- DESCRIPTION OF THE TASK
Search the data for lines holding the word "speaker". State how many there are, and nothing else.

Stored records
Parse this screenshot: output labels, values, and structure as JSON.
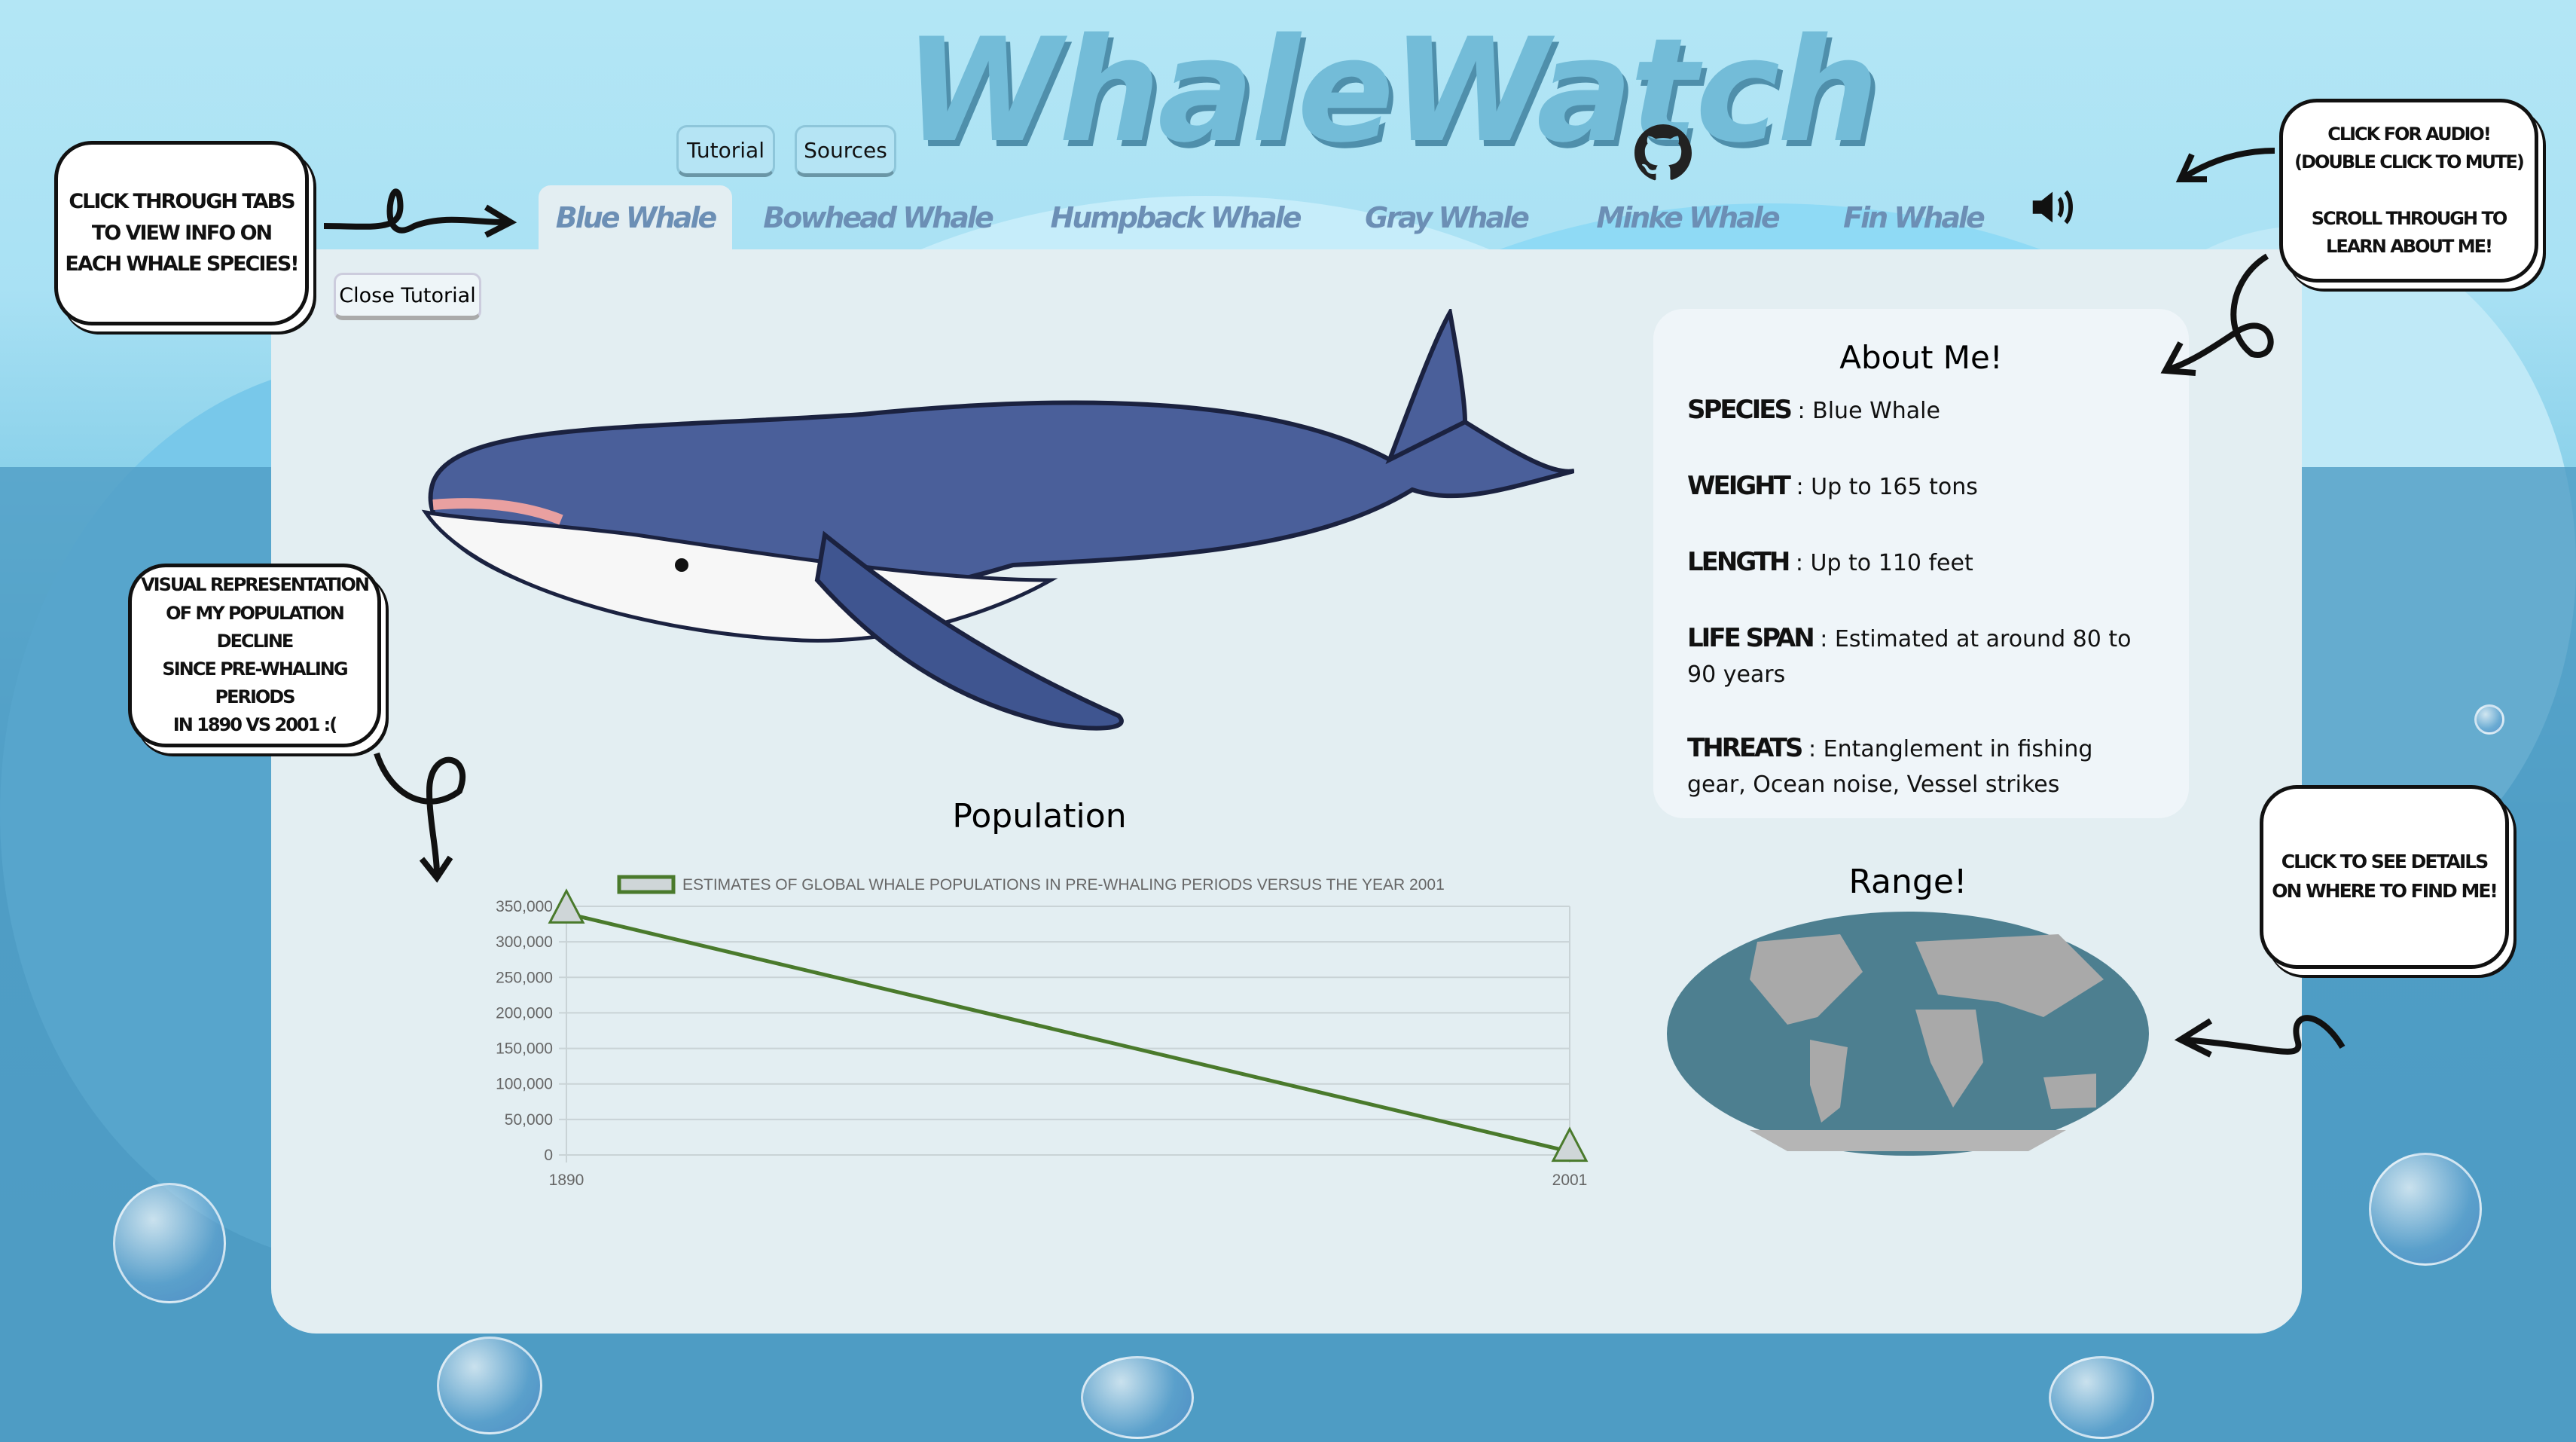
{
  "app": {
    "title": "WhaleWatch"
  },
  "header": {
    "tutorial_label": "Tutorial",
    "sources_label": "Sources",
    "github_icon": "github-icon",
    "audio_icon": "speaker-icon"
  },
  "tabs": [
    {
      "label": "Blue Whale",
      "active": true
    },
    {
      "label": "Bowhead Whale"
    },
    {
      "label": "Humpback Whale"
    },
    {
      "label": "Gray Whale"
    },
    {
      "label": "Minke Whale"
    },
    {
      "label": "Fin Whale"
    }
  ],
  "tutorial": {
    "close_label": "Close Tutorial",
    "callout_tabs": "Click through tabs\nto view info on\neach whale species!",
    "callout_chart": "Visual representation\nof my population decline\nsince pre-whaling periods\nin 1890 vs 2001 :(",
    "callout_audio": "Click for audio!\n(double click to mute)\n\nScroll through to\nlearn about me!",
    "callout_range": "Click to see details\non where to find me!"
  },
  "about": {
    "title": "About Me!",
    "rows": [
      {
        "key": "SPECIES",
        "value": "Blue Whale"
      },
      {
        "key": "WEIGHT",
        "value": "Up to 165 tons"
      },
      {
        "key": "LENGTH",
        "value": "Up to 110 feet"
      },
      {
        "key": "LIFE SPAN",
        "value": "Estimated at around 80 to 90 years"
      },
      {
        "key": "THREATS",
        "value": "Entanglement in fishing gear, Ocean noise, Vessel strikes"
      }
    ]
  },
  "range": {
    "title": "Range!"
  },
  "population": {
    "title": "Population"
  },
  "colors": {
    "line": "#4a7a2c",
    "whale": "#4a5f9a",
    "panel": "#e3eef2"
  },
  "chart_data": {
    "type": "line",
    "title": "Population",
    "legend": "ESTIMATES OF GLOBAL WHALE POPULATIONS IN PRE-WHALING PERIODS VERSUS THE YEAR 2001",
    "legend_position": "top",
    "categories": [
      "1890",
      "2001"
    ],
    "values": [
      340000,
      4700
    ],
    "ylim": [
      0,
      350000
    ],
    "yticks": [
      "0",
      "50,000",
      "100,000",
      "150,000",
      "200,000",
      "250,000",
      "300,000",
      "350,000"
    ],
    "grid": true
  }
}
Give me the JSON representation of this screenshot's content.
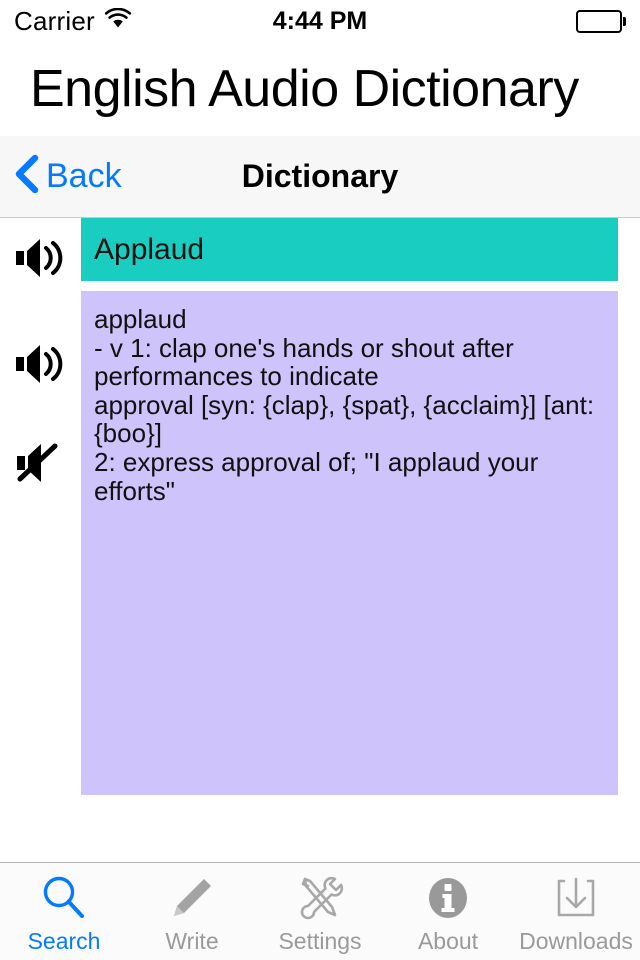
{
  "status_bar": {
    "carrier": "Carrier",
    "wifi_icon": "wifi-icon",
    "time": "4:44 PM",
    "battery_icon": "battery-full-icon"
  },
  "app": {
    "title": "English  Audio Dictionary"
  },
  "nav_bar": {
    "back_label": "Back",
    "back_chevron_icon": "chevron-left-icon",
    "title": "Dictionary"
  },
  "content": {
    "audio_controls": [
      {
        "icon": "speaker-wave-icon",
        "name": "play-word-audio"
      },
      {
        "icon": "speaker-wave-icon",
        "name": "play-definition-audio"
      },
      {
        "icon": "speaker-mute-icon",
        "name": "stop-audio"
      }
    ],
    "word_header": "Applaud",
    "definition": "applaud\n- v 1: clap one's hands or shout after\nperformances to indicate\napproval [syn: {clap}, {spat}, {acclaim}] [ant:\n{boo}]\n2: express approval of; \"I applaud your\nefforts\""
  },
  "tab_bar": {
    "items": [
      {
        "label": "Search",
        "icon": "magnifier-icon",
        "active": true
      },
      {
        "label": "Write",
        "icon": "pencil-icon",
        "active": false
      },
      {
        "label": "Settings",
        "icon": "tools-icon",
        "active": false
      },
      {
        "label": "About",
        "icon": "info-circle-icon",
        "active": false
      },
      {
        "label": "Downloads",
        "icon": "download-icon",
        "active": false
      }
    ]
  },
  "colors": {
    "word_header_bg": "#19cdc0",
    "definition_bg": "#cec3fb",
    "accent_blue": "#047aff",
    "inactive_gray": "#9a9a9a"
  }
}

- THE ANSWER
4